Data items
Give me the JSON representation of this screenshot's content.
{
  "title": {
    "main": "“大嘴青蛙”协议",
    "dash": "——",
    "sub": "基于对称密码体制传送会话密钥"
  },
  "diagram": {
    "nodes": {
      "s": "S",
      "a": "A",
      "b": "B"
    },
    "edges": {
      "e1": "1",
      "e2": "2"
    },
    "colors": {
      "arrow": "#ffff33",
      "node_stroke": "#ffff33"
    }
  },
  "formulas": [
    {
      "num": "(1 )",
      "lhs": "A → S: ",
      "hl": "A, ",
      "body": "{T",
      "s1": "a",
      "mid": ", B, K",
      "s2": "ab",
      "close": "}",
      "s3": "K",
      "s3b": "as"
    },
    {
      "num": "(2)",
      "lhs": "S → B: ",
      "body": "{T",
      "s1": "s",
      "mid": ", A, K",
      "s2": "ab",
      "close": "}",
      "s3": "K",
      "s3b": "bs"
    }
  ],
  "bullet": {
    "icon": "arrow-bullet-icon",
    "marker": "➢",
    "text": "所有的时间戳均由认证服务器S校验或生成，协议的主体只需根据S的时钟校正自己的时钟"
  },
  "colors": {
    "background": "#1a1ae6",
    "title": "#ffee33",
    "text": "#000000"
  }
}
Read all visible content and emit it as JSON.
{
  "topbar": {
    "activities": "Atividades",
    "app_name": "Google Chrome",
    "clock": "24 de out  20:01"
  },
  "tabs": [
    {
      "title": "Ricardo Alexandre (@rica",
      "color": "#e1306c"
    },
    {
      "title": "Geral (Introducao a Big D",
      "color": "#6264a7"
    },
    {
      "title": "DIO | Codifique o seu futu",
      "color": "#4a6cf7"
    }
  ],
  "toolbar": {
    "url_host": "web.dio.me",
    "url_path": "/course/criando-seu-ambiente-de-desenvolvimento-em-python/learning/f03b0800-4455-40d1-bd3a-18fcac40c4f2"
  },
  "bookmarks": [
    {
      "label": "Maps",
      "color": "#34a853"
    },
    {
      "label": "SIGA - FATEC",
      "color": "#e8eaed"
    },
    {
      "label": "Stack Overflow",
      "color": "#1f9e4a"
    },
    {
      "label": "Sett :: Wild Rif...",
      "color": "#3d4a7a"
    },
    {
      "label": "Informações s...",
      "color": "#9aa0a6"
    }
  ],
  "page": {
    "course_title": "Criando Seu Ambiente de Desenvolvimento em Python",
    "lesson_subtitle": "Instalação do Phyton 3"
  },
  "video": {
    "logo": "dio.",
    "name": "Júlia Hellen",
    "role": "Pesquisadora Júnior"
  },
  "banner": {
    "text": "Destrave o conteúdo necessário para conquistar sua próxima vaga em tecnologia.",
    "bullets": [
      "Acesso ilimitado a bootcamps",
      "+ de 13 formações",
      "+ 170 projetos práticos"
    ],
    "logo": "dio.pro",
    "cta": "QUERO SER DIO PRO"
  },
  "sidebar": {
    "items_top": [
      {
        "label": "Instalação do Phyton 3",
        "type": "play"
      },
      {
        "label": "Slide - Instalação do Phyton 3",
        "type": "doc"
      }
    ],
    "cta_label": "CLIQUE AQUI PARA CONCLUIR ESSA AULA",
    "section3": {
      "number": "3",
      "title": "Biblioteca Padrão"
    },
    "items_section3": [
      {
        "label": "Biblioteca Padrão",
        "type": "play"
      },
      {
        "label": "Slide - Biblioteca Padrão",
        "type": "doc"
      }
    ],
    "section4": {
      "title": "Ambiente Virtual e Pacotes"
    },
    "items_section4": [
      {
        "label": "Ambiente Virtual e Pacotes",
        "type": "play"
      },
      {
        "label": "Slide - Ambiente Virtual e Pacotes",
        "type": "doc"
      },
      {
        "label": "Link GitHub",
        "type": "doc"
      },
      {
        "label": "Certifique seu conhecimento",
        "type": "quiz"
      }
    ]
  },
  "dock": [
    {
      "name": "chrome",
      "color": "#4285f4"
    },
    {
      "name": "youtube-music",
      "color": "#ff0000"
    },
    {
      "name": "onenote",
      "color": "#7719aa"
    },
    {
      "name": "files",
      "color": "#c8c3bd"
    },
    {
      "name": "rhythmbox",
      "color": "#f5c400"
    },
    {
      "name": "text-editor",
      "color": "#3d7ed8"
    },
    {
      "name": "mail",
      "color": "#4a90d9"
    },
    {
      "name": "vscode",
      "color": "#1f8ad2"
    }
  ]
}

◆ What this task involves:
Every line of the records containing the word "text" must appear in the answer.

◆ Response below:
    "text": "所有的时间戳均由认证服务器S校验或生成，协议的主体只需根据S的时钟校正自己的时钟"
    "text": "#000000"
    "text": "Destrave o conteúdo necessário para conquistar sua próxima vaga em tecnologia.",
      "name": "text-editor",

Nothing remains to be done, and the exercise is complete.